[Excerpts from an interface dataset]
= = = = =

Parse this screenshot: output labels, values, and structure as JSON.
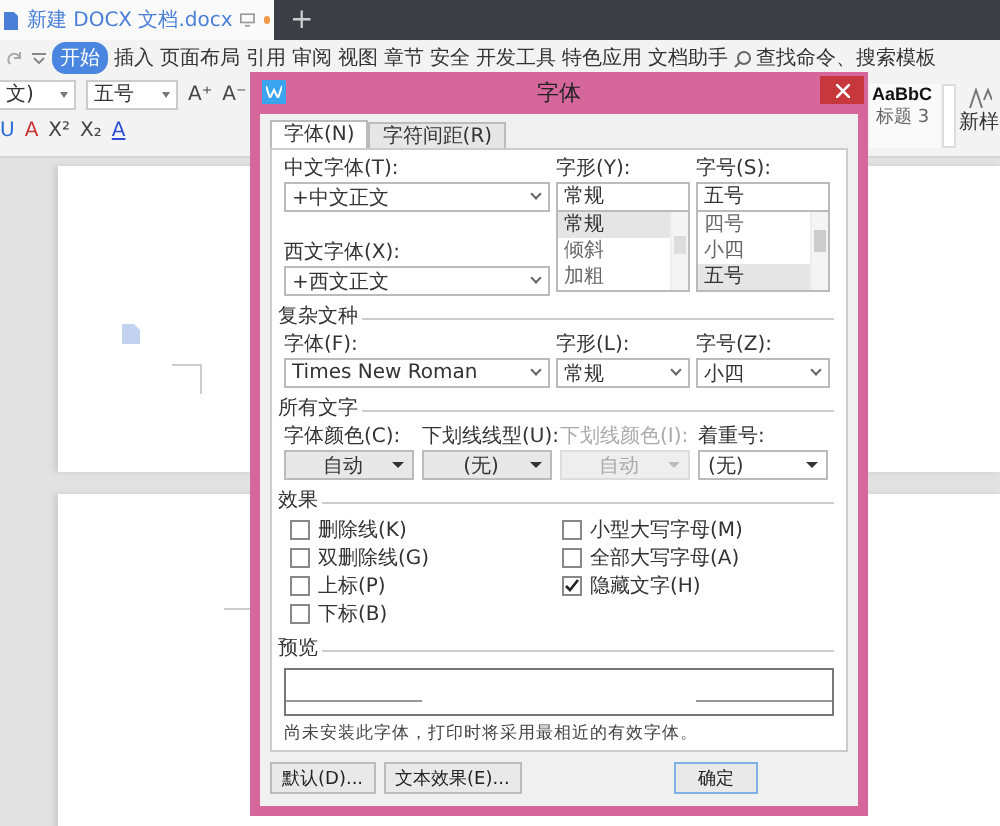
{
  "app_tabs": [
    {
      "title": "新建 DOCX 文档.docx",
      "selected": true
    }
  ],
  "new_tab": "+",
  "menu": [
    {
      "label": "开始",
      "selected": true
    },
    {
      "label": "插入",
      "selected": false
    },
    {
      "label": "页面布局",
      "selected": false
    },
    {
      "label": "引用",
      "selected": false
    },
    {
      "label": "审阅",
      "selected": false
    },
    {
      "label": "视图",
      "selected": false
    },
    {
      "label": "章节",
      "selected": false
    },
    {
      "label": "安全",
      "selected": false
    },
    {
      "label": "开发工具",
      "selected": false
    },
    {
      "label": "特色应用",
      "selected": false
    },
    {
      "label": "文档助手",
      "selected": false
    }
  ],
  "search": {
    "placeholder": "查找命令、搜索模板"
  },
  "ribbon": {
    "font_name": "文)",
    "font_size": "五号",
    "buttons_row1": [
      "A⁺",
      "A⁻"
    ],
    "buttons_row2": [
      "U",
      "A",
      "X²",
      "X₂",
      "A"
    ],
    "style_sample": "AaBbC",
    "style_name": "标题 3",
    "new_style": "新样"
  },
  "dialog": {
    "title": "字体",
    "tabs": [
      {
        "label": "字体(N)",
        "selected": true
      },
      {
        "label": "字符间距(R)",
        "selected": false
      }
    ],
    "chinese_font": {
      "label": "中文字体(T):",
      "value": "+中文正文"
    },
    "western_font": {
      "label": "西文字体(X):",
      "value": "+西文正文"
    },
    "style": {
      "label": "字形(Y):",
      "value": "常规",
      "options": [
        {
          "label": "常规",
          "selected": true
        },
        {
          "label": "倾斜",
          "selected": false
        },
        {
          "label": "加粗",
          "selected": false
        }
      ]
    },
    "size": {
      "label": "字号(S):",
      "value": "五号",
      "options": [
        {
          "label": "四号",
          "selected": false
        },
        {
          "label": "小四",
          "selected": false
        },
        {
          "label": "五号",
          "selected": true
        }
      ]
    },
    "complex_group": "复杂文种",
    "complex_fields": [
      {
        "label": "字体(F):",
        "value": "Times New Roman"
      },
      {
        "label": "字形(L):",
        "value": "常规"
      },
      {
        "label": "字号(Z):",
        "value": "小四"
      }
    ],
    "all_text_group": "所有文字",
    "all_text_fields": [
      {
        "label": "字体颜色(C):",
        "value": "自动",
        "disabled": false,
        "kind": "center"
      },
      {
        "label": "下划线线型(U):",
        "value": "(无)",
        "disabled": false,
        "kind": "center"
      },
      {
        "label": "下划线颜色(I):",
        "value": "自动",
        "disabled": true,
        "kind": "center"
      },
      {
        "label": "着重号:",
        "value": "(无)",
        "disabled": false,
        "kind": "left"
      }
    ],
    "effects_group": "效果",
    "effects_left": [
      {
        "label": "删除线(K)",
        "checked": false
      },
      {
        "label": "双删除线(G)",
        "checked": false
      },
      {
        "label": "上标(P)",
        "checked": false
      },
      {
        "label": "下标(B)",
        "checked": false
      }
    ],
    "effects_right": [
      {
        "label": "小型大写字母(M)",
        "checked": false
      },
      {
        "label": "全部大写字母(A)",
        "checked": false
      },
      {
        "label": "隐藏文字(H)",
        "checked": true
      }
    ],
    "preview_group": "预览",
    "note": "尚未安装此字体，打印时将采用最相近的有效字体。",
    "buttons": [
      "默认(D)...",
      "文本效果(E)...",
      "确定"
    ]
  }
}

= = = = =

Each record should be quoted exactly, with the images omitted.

Parse this screenshot: output labels, values, and structure as JSON.
{
  "app_tabs": [
    {
      "title": "新建 DOCX 文档.docx",
      "selected": true
    }
  ],
  "new_tab": "+",
  "menu": [
    {
      "label": "开始",
      "selected": true
    },
    {
      "label": "插入",
      "selected": false
    },
    {
      "label": "页面布局",
      "selected": false
    },
    {
      "label": "引用",
      "selected": false
    },
    {
      "label": "审阅",
      "selected": false
    },
    {
      "label": "视图",
      "selected": false
    },
    {
      "label": "章节",
      "selected": false
    },
    {
      "label": "安全",
      "selected": false
    },
    {
      "label": "开发工具",
      "selected": false
    },
    {
      "label": "特色应用",
      "selected": false
    },
    {
      "label": "文档助手",
      "selected": false
    }
  ],
  "search": {
    "placeholder": "查找命令、搜索模板"
  },
  "ribbon": {
    "font_name": "文)",
    "font_size": "五号",
    "buttons_row1": [
      "A⁺",
      "A⁻"
    ],
    "buttons_row2": [
      "U",
      "A",
      "X²",
      "X₂",
      "A"
    ],
    "style_sample": "AaBbC",
    "style_name": "标题 3",
    "new_style": "新样"
  },
  "dialog": {
    "title": "字体",
    "tabs": [
      {
        "label": "字体(N)",
        "selected": true
      },
      {
        "label": "字符间距(R)",
        "selected": false
      }
    ],
    "chinese_font": {
      "label": "中文字体(T):",
      "value": "+中文正文"
    },
    "western_font": {
      "label": "西文字体(X):",
      "value": "+西文正文"
    },
    "style": {
      "label": "字形(Y):",
      "value": "常规",
      "options": [
        {
          "label": "常规",
          "selected": true
        },
        {
          "label": "倾斜",
          "selected": false
        },
        {
          "label": "加粗",
          "selected": false
        }
      ]
    },
    "size": {
      "label": "字号(S):",
      "value": "五号",
      "options": [
        {
          "label": "四号",
          "selected": false
        },
        {
          "label": "小四",
          "selected": false
        },
        {
          "label": "五号",
          "selected": true
        }
      ]
    },
    "complex_group": "复杂文种",
    "complex_fields": [
      {
        "label": "字体(F):",
        "value": "Times New Roman"
      },
      {
        "label": "字形(L):",
        "value": "常规"
      },
      {
        "label": "字号(Z):",
        "value": "小四"
      }
    ],
    "all_text_group": "所有文字",
    "all_text_fields": [
      {
        "label": "字体颜色(C):",
        "value": "自动",
        "disabled": false,
        "kind": "center"
      },
      {
        "label": "下划线线型(U):",
        "value": "(无)",
        "disabled": false,
        "kind": "center"
      },
      {
        "label": "下划线颜色(I):",
        "value": "自动",
        "disabled": true,
        "kind": "center"
      },
      {
        "label": "着重号:",
        "value": "(无)",
        "disabled": false,
        "kind": "left"
      }
    ],
    "effects_group": "效果",
    "effects_left": [
      {
        "label": "删除线(K)",
        "checked": false
      },
      {
        "label": "双删除线(G)",
        "checked": false
      },
      {
        "label": "上标(P)",
        "checked": false
      },
      {
        "label": "下标(B)",
        "checked": false
      }
    ],
    "effects_right": [
      {
        "label": "小型大写字母(M)",
        "checked": false
      },
      {
        "label": "全部大写字母(A)",
        "checked": false
      },
      {
        "label": "隐藏文字(H)",
        "checked": true
      }
    ],
    "preview_group": "预览",
    "note": "尚未安装此字体，打印时将采用最相近的有效字体。",
    "buttons": [
      "默认(D)...",
      "文本效果(E)...",
      "确定"
    ]
  }
}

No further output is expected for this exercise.